The Water of the Wondrous Isles, by William Morris, , at sacred-texts.com
CHAPTER II. BIRDALONE TAKETH COUNSEL WITH HER WOOD-MOTHER CONCERNING THE MATTER OF SIR HUGH
On that same day went Birdalone to the Oak of Tryst and called her wood-mother to her, and she came glad and smiling, and kissed and embraced Birdalone, and said unto her: Now I see that thou art well content with this last matter I have done for thee, whereas thou art come to crave a new gift of me. How knowest thou that? said Birdalone, laughing. Said Habundia:
Wouldst thou have come to me so soon otherwise from out of all that happiness? I have come to tell thee of my rede, said Birdalone, and to ask thee if thou art like-minded with me thereon. Said the wood- wife: And what is thy rede, my child? Wood-mother, said Birdalone, we deem that it were good for us all to go down into Utterhay where I was born, and to take up our abode therein.
Said the wood-wife: This rede I praise, and even so would I have counselled you to do; but I abided to see if it should come from out of thy breast, and now even so it hath done; wherefore I understand thy wisdom and rejoice in thee. And now crave thy boon, my child, and thou shalt have it without fail.
Yea, said Birdalone, that will I, and the more that it is a simple one and easy for thee to do. Thou knowest that Hugh the Green Knight hath come with my she-friends seeking us all the way from under the Green Mountains, and he hath left there goods that he needs must have and folk whom he loves; and now he would go back thither, and fetch all that away hither, and see to his matters as soon as may be. And I would have thee counsel us what to do, whether to build a barque, as perchance we may get it done, and sail the lake therein to the Castle of the Quest or thereabout, and thence to ride to his land; or else to take thy guidance and safe-conduct through the wood, and to bring his folk back the same way.

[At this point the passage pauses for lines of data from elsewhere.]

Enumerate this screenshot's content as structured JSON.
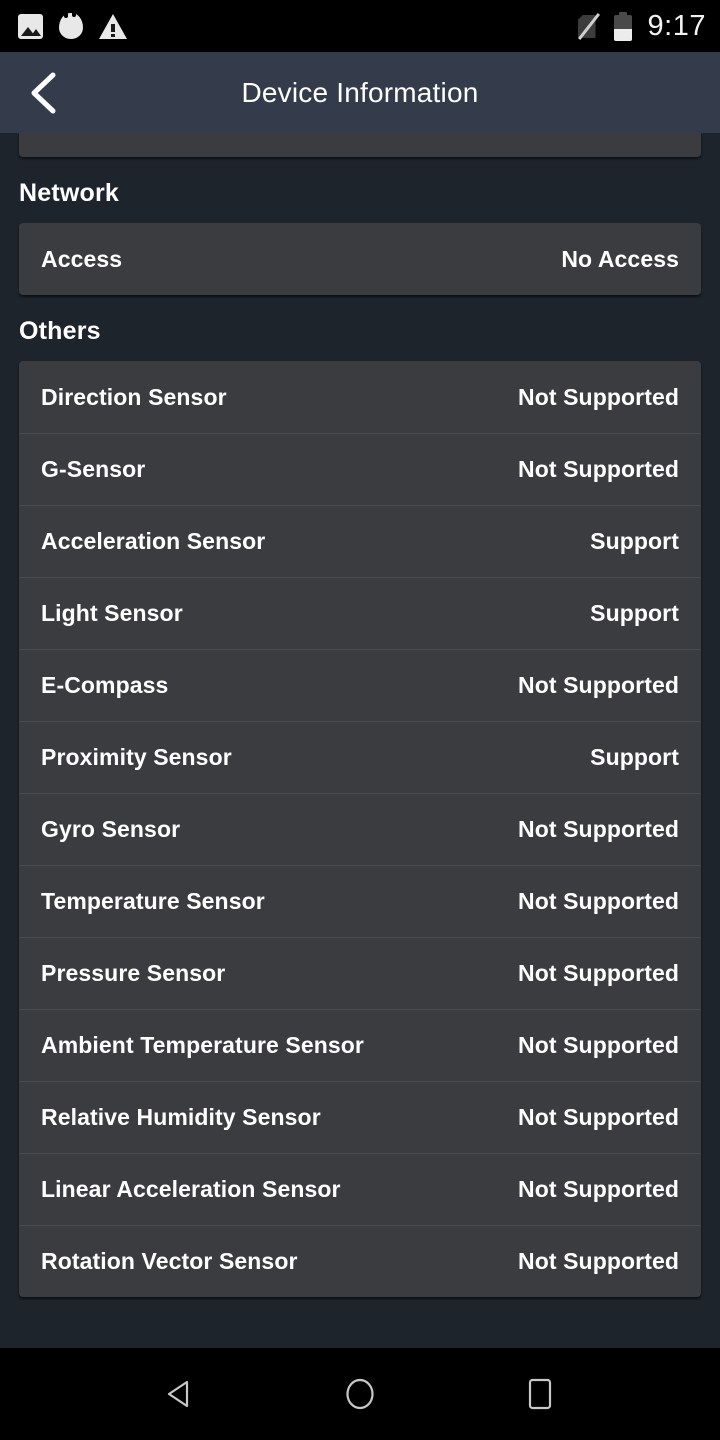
{
  "status_bar": {
    "time": "9:17",
    "icons_left": [
      "photo-icon",
      "flame-icon",
      "warning-icon"
    ],
    "icons_right": [
      "no-sim-icon",
      "battery-icon"
    ],
    "battery_level_percent": 45,
    "background_color": "#000000"
  },
  "app_bar": {
    "title": "Device Information",
    "back_icon": "chevron-left-icon",
    "background_color": "#343c4c"
  },
  "colors": {
    "page_background": "#1e242c",
    "card_background": "#3a3c40",
    "divider": "#4a4c51",
    "text_primary": "#ffffff"
  },
  "content": {
    "sections": [
      {
        "title": "Network",
        "rows": [
          {
            "label": "Access",
            "value": "No Access"
          }
        ]
      },
      {
        "title": "Others",
        "rows": [
          {
            "label": "Direction Sensor",
            "value": "Not Supported"
          },
          {
            "label": "G-Sensor",
            "value": "Not Supported"
          },
          {
            "label": "Acceleration Sensor",
            "value": "Support"
          },
          {
            "label": "Light Sensor",
            "value": "Support"
          },
          {
            "label": "E-Compass",
            "value": "Not Supported"
          },
          {
            "label": "Proximity Sensor",
            "value": "Support"
          },
          {
            "label": "Gyro Sensor",
            "value": "Not Supported"
          },
          {
            "label": "Temperature Sensor",
            "value": "Not Supported"
          },
          {
            "label": "Pressure Sensor",
            "value": "Not Supported"
          },
          {
            "label": "Ambient Temperature Sensor",
            "value": "Not Supported"
          },
          {
            "label": "Relative Humidity Sensor",
            "value": "Not Supported"
          },
          {
            "label": "Linear Acceleration Sensor",
            "value": "Not Supported"
          },
          {
            "label": "Rotation Vector Sensor",
            "value": "Not Supported"
          }
        ]
      }
    ]
  },
  "nav_bar": {
    "buttons": [
      {
        "name": "back",
        "icon": "triangle-left-icon"
      },
      {
        "name": "home",
        "icon": "circle-icon"
      },
      {
        "name": "recents",
        "icon": "square-icon"
      }
    ],
    "background_color": "#000000"
  }
}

Said the wood-wife: As to the way by water, I may help you little therein, and meseemeth that way be many traps and wiles and many perils. Wherefore I bid you try it not, but let the Green Knight come up hither to this tree to-morrow before noon, all horsed and armed and arrayed, and there shall he find three men armed in green gear, horsed well, and leading two sumpter-beasts with them; and they shall be his until he giveth them back unto me. But if he doubteth any thing betwixt the wood's end and under the Green Mountains, let him wage what folk he will besides, for these my men will have money enough of his with them. But by no means let him send them away till he hath done with the wood altogether, both betwixt here and the western dwelt-land, and here and Utterhay, save thou be with him. But while these be with him, both he and whatsoever money he bringeth shall be sure from all peril whiles they be in the wood. Now, my child, was not this the boon thou camest up hither to ask of me?

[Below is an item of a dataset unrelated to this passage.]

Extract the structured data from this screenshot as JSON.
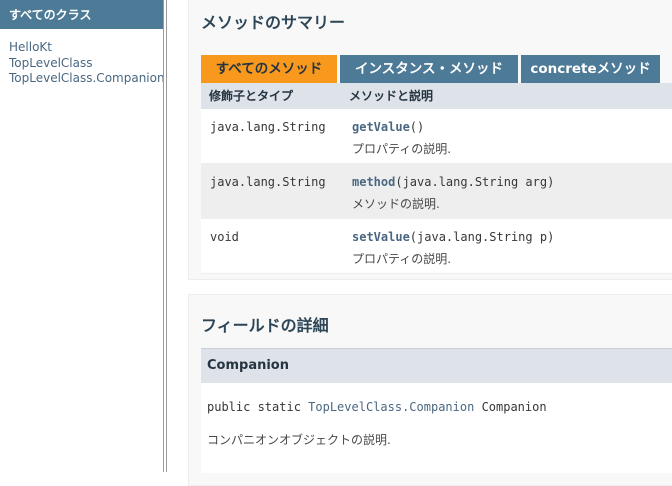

Yea verily, said Birdalone; yet also I came up hither to praise thee and thank thee and love thee. And she threw herself into Habundia's arms and kissed and caressed her, and Habundia her in like wise.
Spake the wood-wife: Thou art the beloved child of my wisdom; and now I see of thee that thou wilt be faithful and true and loving unto me unto the end. And I think I can see that thou and thy man shall do well and happily in Utterhay; and the Green Knight also and thy she-friends. And whatsoever thou wilt of me that I may do for thee or thy friends, ask it freely, and freely shalt thou have it. But this I will bid thee, that the while the Green Knight shall be gone about his matter, thou shalt come hither to me often; and thy friends also thou shalt bring to me, that I may see them and talk to them and love them. And specially shalt thou bid Atra unto me; for meseems she is so wise already that I may learn her more wisdom, and put that into her heart which may solace her and make her to cease from fretting her own heart, and from grief and longing overmuch. And I were fain to reward her in that she hath forborne to grudge against thee and to bear thee enmity. For I know, my child, not from mine own heart, but from the wisdom I have learned, how hardly the children of Adam may bear to have that which they love taken away from them by another, even if they themselves might in the long last have wearied of it and cast it away their own selves. Go now, my child, and do thy friend to wit what I will do for him.
Therewith they parted, and Birdalone fared home to the house, and found the fellowship of them all sitting by the brookside, and talking sweetly together in all joy and hope of what their life should be in the new land whereto Birdalone would lead them. Straightway then she told them of Hugh and his journey, and how well he should be guarded in the wood both coming and going. And they thought that right good, and they thanked her and praised her, and took her into their talk, and she sat down by them happily.